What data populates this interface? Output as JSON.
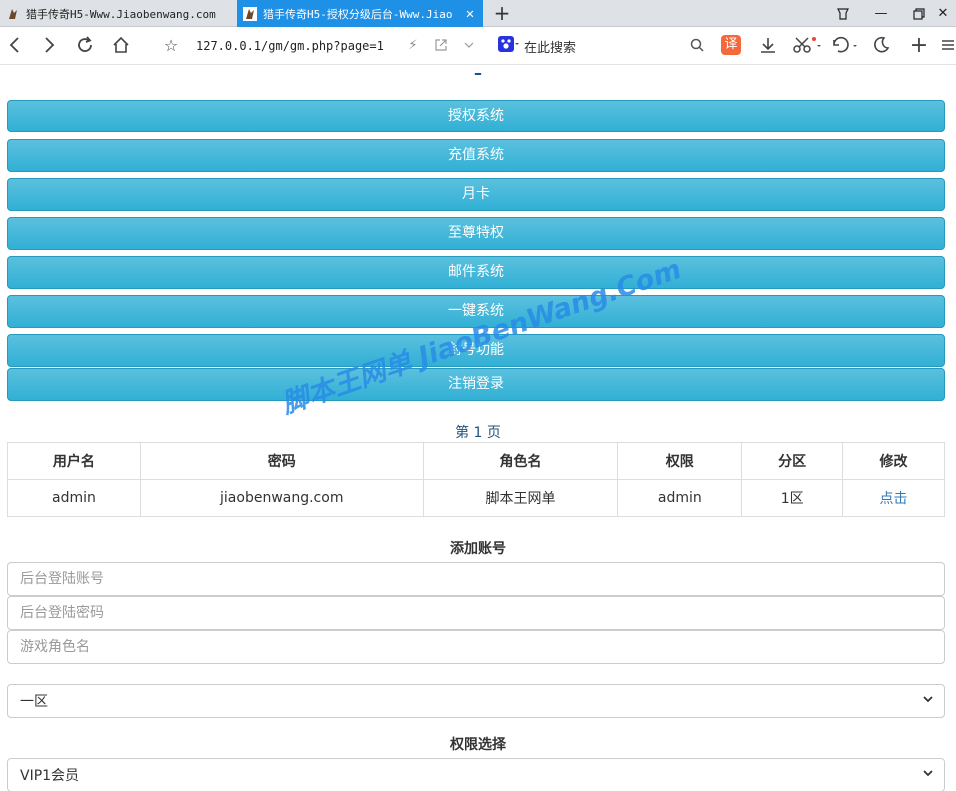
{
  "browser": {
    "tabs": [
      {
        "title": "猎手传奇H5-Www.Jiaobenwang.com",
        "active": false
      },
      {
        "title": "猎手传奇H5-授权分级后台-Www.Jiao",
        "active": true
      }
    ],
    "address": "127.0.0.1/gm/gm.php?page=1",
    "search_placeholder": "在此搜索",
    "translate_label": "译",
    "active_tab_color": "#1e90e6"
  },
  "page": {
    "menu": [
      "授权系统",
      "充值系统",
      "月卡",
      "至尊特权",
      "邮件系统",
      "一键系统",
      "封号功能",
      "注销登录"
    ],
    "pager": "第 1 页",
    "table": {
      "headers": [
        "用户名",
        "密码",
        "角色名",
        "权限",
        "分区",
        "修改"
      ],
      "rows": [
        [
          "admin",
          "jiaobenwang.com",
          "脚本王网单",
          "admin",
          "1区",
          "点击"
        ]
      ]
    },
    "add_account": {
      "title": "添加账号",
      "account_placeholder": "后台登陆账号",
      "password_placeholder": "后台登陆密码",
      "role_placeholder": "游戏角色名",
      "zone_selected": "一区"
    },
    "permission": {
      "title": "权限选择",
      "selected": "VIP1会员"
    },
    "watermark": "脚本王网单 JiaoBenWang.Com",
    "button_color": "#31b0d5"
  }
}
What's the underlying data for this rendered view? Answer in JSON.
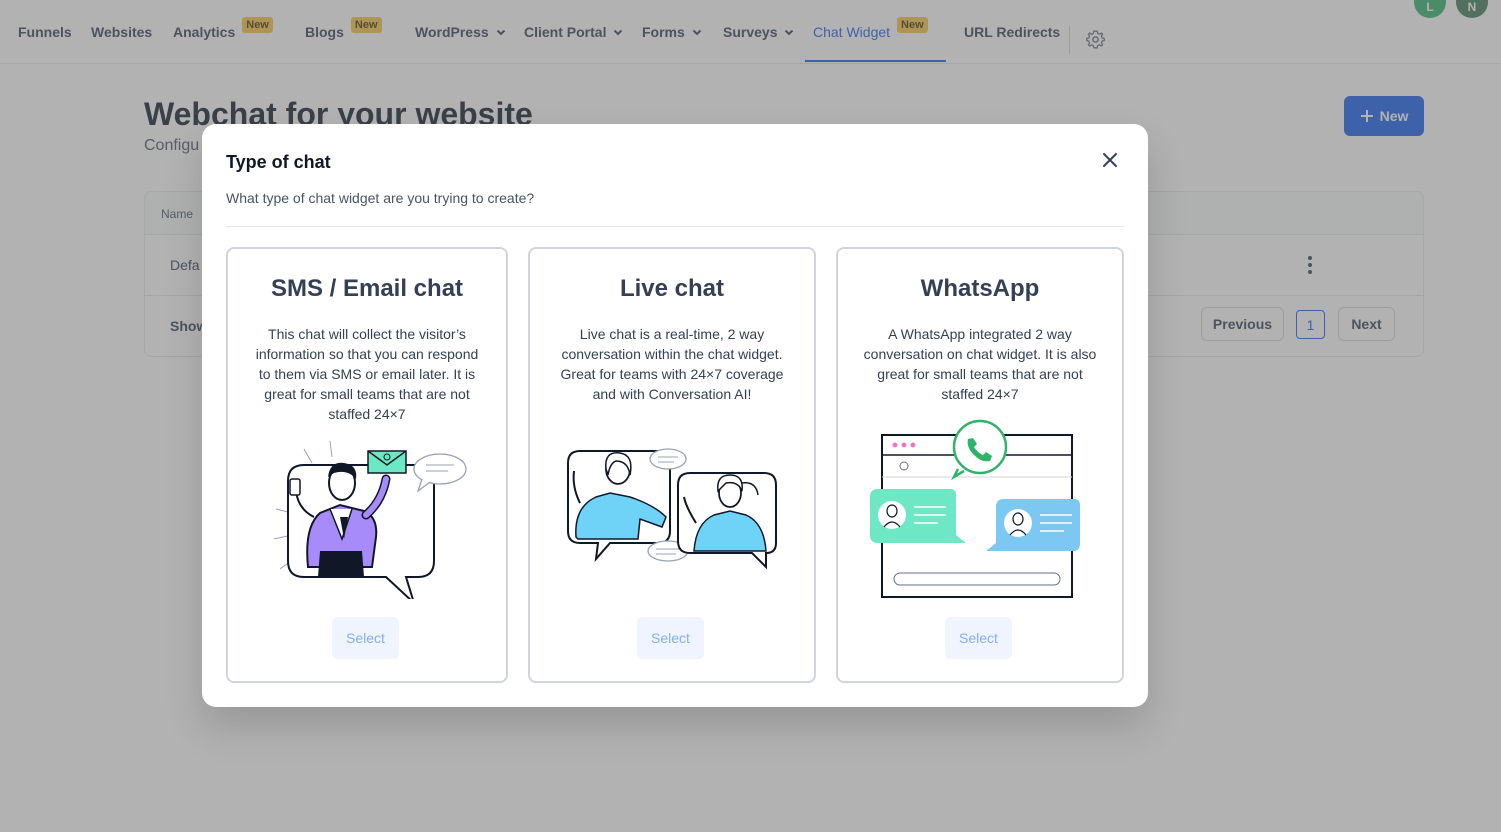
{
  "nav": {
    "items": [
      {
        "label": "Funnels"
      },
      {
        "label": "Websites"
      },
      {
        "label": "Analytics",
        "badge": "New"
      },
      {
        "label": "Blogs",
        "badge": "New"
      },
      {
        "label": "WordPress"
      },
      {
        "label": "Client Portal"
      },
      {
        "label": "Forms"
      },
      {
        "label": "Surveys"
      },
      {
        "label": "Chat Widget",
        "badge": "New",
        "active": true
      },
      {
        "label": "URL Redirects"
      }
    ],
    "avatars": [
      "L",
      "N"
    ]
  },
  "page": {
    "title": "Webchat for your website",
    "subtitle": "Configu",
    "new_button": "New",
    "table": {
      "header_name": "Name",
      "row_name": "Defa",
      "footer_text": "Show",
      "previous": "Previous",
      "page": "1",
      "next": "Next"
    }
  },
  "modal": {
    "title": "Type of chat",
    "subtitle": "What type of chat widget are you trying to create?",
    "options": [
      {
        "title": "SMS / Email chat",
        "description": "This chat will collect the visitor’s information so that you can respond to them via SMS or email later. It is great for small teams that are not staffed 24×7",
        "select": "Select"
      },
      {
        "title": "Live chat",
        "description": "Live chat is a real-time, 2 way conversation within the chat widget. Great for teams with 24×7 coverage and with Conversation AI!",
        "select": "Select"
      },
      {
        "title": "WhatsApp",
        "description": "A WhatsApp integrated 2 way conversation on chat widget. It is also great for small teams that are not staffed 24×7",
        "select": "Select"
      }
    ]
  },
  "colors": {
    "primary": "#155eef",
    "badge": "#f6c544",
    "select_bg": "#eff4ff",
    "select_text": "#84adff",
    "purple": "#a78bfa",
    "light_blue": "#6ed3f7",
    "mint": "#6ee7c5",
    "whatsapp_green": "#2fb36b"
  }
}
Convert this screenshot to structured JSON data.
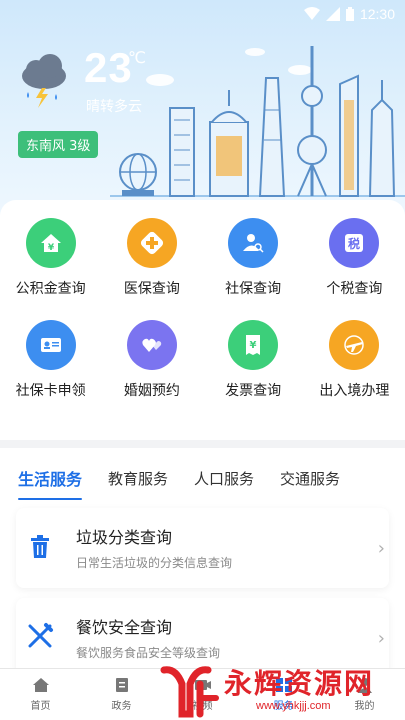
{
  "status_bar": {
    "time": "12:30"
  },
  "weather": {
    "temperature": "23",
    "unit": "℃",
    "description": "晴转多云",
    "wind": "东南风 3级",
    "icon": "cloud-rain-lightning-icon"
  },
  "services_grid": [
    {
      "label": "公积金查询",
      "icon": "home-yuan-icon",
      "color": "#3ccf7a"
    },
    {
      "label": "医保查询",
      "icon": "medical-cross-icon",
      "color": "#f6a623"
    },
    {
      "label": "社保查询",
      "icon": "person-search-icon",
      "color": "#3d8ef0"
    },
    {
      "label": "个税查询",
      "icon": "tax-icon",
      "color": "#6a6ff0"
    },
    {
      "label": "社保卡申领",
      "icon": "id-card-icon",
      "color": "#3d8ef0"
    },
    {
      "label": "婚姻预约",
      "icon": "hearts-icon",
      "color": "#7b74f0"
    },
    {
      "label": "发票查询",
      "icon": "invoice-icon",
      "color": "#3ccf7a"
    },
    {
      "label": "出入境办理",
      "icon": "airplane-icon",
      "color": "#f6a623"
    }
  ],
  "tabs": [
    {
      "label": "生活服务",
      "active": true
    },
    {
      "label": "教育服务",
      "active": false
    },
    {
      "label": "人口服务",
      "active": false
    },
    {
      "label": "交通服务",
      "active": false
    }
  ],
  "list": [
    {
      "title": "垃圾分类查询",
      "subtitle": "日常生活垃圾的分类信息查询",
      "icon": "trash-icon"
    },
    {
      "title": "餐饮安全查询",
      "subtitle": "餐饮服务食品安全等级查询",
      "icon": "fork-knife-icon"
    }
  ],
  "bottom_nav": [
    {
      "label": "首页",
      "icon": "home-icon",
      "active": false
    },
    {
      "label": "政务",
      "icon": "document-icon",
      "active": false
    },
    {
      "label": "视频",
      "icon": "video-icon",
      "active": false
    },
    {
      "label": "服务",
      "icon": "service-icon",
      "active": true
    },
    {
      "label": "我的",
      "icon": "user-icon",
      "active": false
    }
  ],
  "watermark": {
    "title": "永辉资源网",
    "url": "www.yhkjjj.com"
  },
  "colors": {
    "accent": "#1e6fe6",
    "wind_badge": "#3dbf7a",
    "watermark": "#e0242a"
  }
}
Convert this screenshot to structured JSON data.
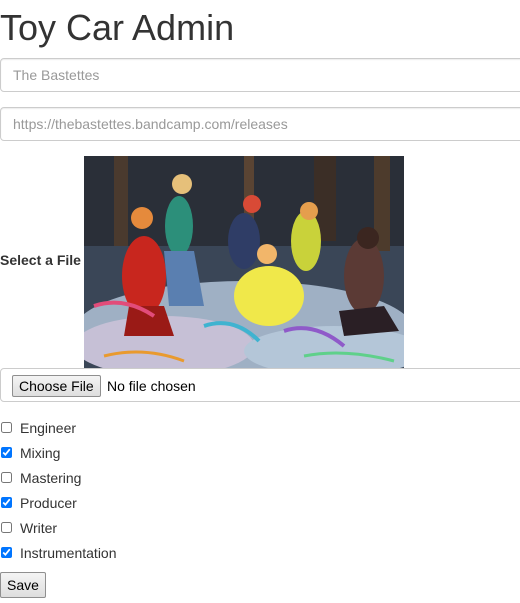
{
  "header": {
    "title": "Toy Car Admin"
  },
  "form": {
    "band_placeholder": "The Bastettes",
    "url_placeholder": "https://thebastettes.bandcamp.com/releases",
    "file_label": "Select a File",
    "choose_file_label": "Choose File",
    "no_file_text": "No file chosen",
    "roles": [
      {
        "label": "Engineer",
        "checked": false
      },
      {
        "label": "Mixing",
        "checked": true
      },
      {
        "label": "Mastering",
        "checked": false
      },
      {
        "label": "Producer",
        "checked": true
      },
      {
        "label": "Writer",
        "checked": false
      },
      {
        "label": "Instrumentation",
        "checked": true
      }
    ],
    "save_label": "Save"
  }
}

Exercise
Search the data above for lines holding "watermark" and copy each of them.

Response
    "watermark": "脚本王网单 JiaoBenWang.Com",
  "watermark": {
    "watermark": "#e0242a"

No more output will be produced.